Shortly after his death the British Medical Journal published an obituary.  It said “[Dr. Bishop] was educated at St. Bartholemew’s Hospital and took the diplomas of MRCS [Member of the Royal College of Surgeons] in 1872 and LRCSEdin [Licentiate of the Royal College of Surgeons of Edinburgh] in 1873.  He afterwards went to India, where he served for many years as a planter’s doctor in Assam, on the Houajan-Dolaguri and other tea estates, and for some time as medical officer of the Golaghat district.  He also practised for some years at Darjeeling.  He was the author of a small book called Sketches in Assam, published about 1885.”


He also travelled to South America and worked as a surgeon in the Peruvian Navy.  In 1909 he published a book which he titled A Touch of Liver.  It contains a number of anecdotes about life in India; in the Peruvian Navy; about getting from South America to Liverpool; and about "London in the Sixties". 

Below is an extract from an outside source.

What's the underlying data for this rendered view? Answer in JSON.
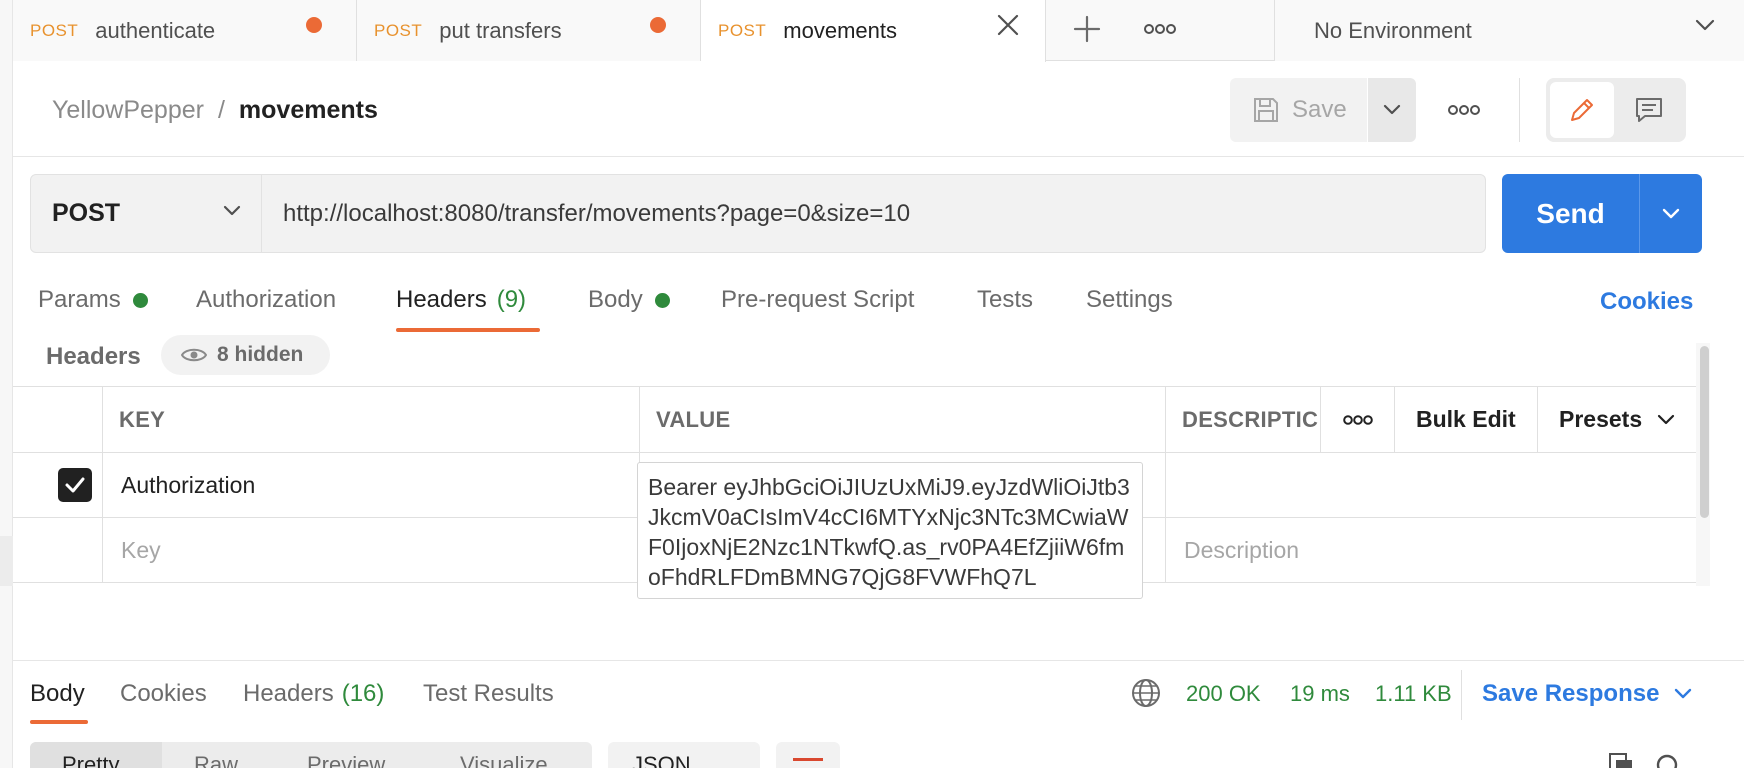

On the internet one can find a letter to the editor he submitted to “The Lancet”, dated May 1873.  In it, he discusses his experience using chloral hydrate (a sedative) to treat mental patients.  The letter gives his position at that time: Resident Medical Officer, Fisherton Asylum, Salisbury.  Fisherton House Asylum was the largest private madhouse (as they were then called) in the UK in the 19th century.


It has been reported that he was married at one point, but there is no further information.  He had no children.


On his death, Sydney Olive Bishop left his estate to his four brothers Henry, Ernest, Herbert, and Arthur, plus he left several bequests in the form of lifetime annuities, including one to a young South American woman.  This tied up the will for the next 70 years.  As reported by Victor Bishop, who became a trustee of Sydney Olive’s will, it might have been possible to wind up his estate much earlier if it had been possible to buy an annuity from an insurance company to support this bequest, but unfortunately, this was not possible.  The annuitant had no birth certificate, therefore no insurance company would sell an annuity without firm evidence of age.  Thus, Sydney Olive's estate could not be distributed to the “issue” (descendants) of his four brothers until this annuitant died – which did not occur until 1987.  By this time the descendants of Henry, Ernest, and Herbert had multiplied and had to be traced (Arthur had no surviving descendants in 1987).  The Australian descendants of Herbert were fairly easy to trace, because Victor Bishop had been in touch with his second cousins Peter Bishop and Anne Fitzhardinge.  But contact had been lost with Henry's descendants in South Africa and with both the Canadian and UK descendants of Ernest.  They were located only after much effort was expended.


The family tree of John Skynner Egerton BISHOP is largely a result of tracing all these descendants.  Sidney Olive’s estate was ultimately distributed to approximately 140 descendants of his brothers Henry, Ernest and Herbert.